I tend to offload a full card 32GB of images on my SSD on my laptop and start having the computer import and change to DNG while on the drive home.
Then when I get back into the office I make virtual copies of images and edit those.
As I understand though virtual copies and even the keywords applied to those images, are not saved into the DNG.
How do I back them up say to my blueray? I suppose I could make a catalog per job but that seems like a pain Currently I have several jobs that I would like to back up separately that are a part of the catalog. (I current have the option to write to xmp master database off) Thank you!
this was a helpful link, and references a frequent forum user as well:
By default Lightroom only store information about Virtual Copies in the catalog. This is a pain if you lose the catalog, or want to access the Virtual Copy outside Lightroom. Fortunately there is a work around. When you get your Virtual Copy to the finish point, save a Snapshot. If you now go back to the Master/Original image from which you created the copy, you’ll notice the Snapshot is also available to the Master. This means the settings from the Virtual Copy are easy to recreate even if you lose the catalog without a recent enough backup.
take a look at this thread:
you may be happy:converting your raw files to DNG. Metadata is written to these files in XMP format, but within the DNG.
Just keep in mind that Lightroom ONLY saves Metadata by default to the Catalog file.

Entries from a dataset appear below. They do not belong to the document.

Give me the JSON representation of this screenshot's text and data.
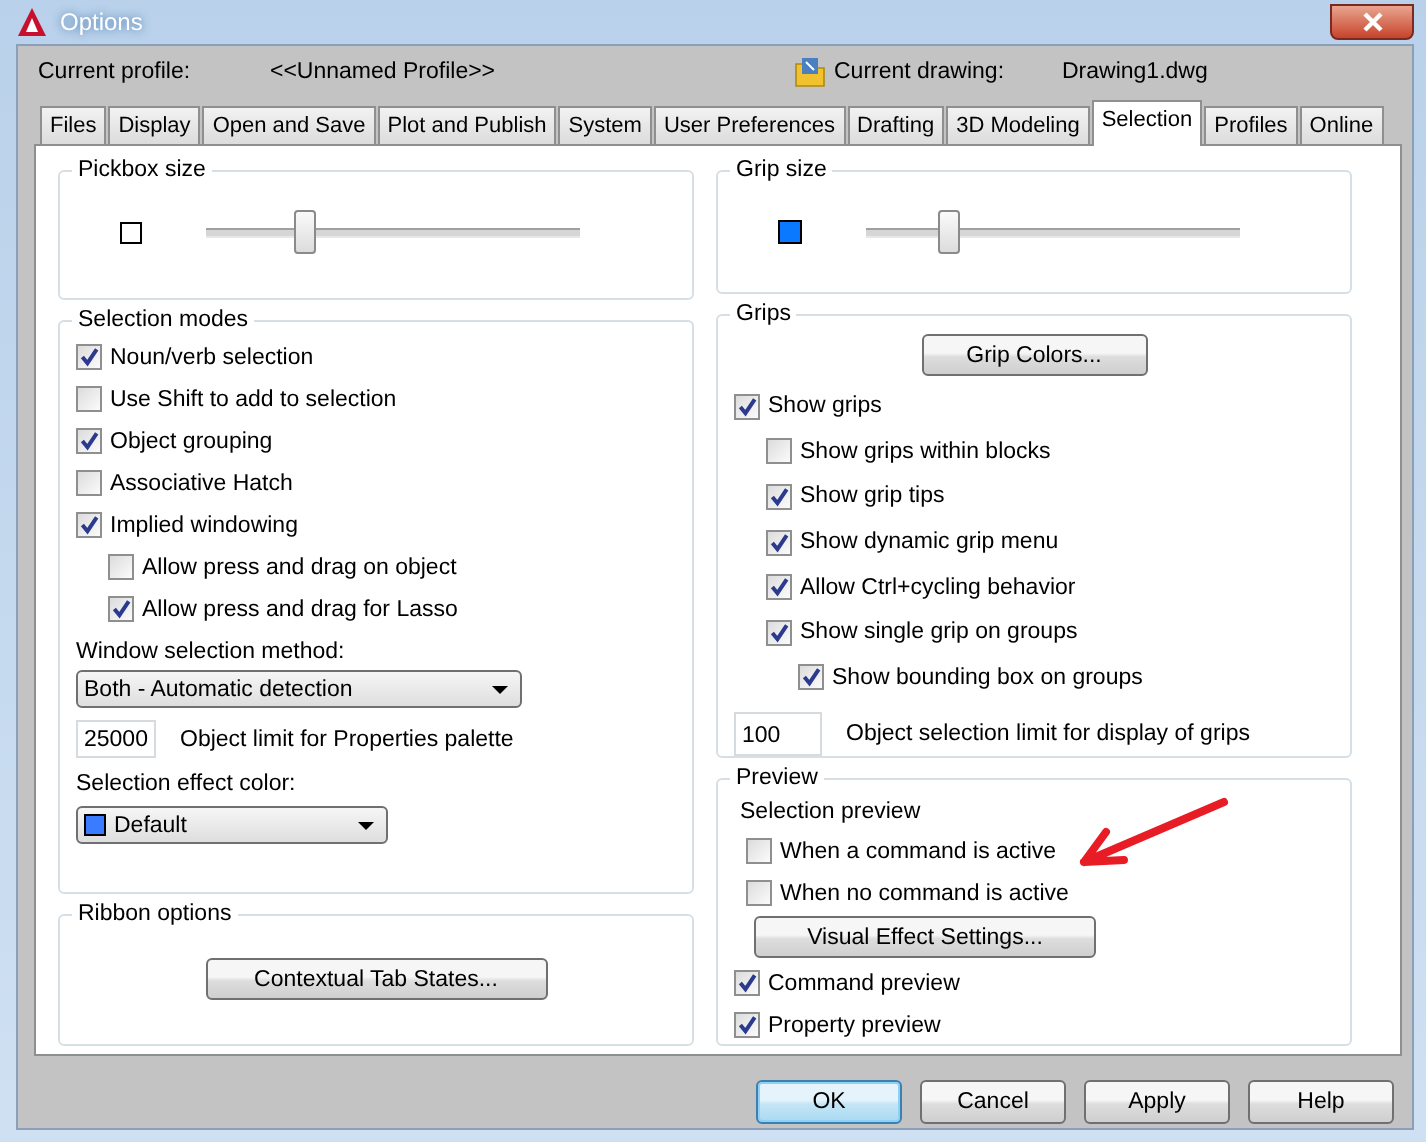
{
  "window": {
    "title": "Options"
  },
  "header": {
    "profile_label": "Current profile:",
    "profile": "<<Unnamed Profile>>",
    "drawing_label": "Current drawing:",
    "drawing": "Drawing1.dwg"
  },
  "tabs": [
    {
      "label": "Files",
      "selected": false
    },
    {
      "label": "Display",
      "selected": false
    },
    {
      "label": "Open and Save",
      "selected": false
    },
    {
      "label": "Plot and Publish",
      "selected": false
    },
    {
      "label": "System",
      "selected": false
    },
    {
      "label": "User Preferences",
      "selected": false
    },
    {
      "label": "Drafting",
      "selected": false
    },
    {
      "label": "3D Modeling",
      "selected": false
    },
    {
      "label": "Selection",
      "selected": true
    },
    {
      "label": "Profiles",
      "selected": false
    },
    {
      "label": "Online",
      "selected": false
    }
  ],
  "pickbox": {
    "title": "Pickbox size",
    "level": 0.26
  },
  "selection_modes": {
    "title": "Selection modes",
    "options": [
      {
        "label": "Noun/verb selection",
        "checked": true
      },
      {
        "label": "Use Shift to add to selection",
        "checked": false
      },
      {
        "label": "Object grouping",
        "checked": true
      },
      {
        "label": "Associative Hatch",
        "checked": false
      },
      {
        "label": "Implied windowing",
        "checked": true,
        "children": [
          {
            "label": "Allow press and drag on object",
            "checked": false
          },
          {
            "label": "Allow press and drag for Lasso",
            "checked": true
          }
        ]
      }
    ],
    "window_method_label": "Window selection method:",
    "window_method": "Both - Automatic detection",
    "object_limit": "25000",
    "object_limit_label": "Object limit for Properties palette",
    "effect_color_label": "Selection effect color:",
    "effect_color": "Default"
  },
  "ribbon": {
    "title": "Ribbon options",
    "button": "Contextual Tab States..."
  },
  "grip_size": {
    "title": "Grip size",
    "level": 0.22
  },
  "grips": {
    "title": "Grips",
    "button": "Grip Colors...",
    "options": [
      {
        "label": "Show grips",
        "checked": true,
        "children": [
          {
            "label": "Show grips within blocks",
            "checked": false
          },
          {
            "label": "Show grip tips",
            "checked": true
          },
          {
            "label": "Show dynamic grip menu",
            "checked": true
          },
          {
            "label": "Allow Ctrl+cycling behavior",
            "checked": true
          },
          {
            "label": "Show single grip on groups",
            "checked": true,
            "children": [
              {
                "label": "Show bounding box on groups",
                "checked": true
              }
            ]
          }
        ]
      }
    ],
    "limit": "100",
    "limit_label": "Object selection limit for display of grips"
  },
  "preview": {
    "title": "Preview",
    "subtitle": "Selection preview",
    "selection_options": [
      {
        "label": "When a command is active",
        "checked": false
      },
      {
        "label": "When no command is active",
        "checked": false
      }
    ],
    "button": "Visual Effect Settings...",
    "options": [
      {
        "label": "Command preview",
        "checked": true
      },
      {
        "label": "Property preview",
        "checked": true
      }
    ]
  },
  "buttons": [
    {
      "label": "OK",
      "default": true
    },
    {
      "label": "Cancel",
      "default": false
    },
    {
      "label": "Apply",
      "default": false
    },
    {
      "label": "Help",
      "default": false
    }
  ]
}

If you also wish some of this data to be written to xmp/DNG you have to specifically sellect this option in your preferences or use from the Menu bar "Photo> Save Metadata to File" Ctrl +S in windows.
If you are using DNG, then I recommend just backing up your catalog to a secondary hard disk (not bluray), instead of trying to backup incremental changes. If you are using proprietary raw + sidecars, then incremental change backups make more sense. But if you insist, xEmP can create xmp sidecars for DNG, and backup all virtual copy settings in an xmp-like file (and all virtual copy settings can be restored from those xmp-like files, except for crop, tone-curve-enable, and orientation).
Europe, Middle East and Africa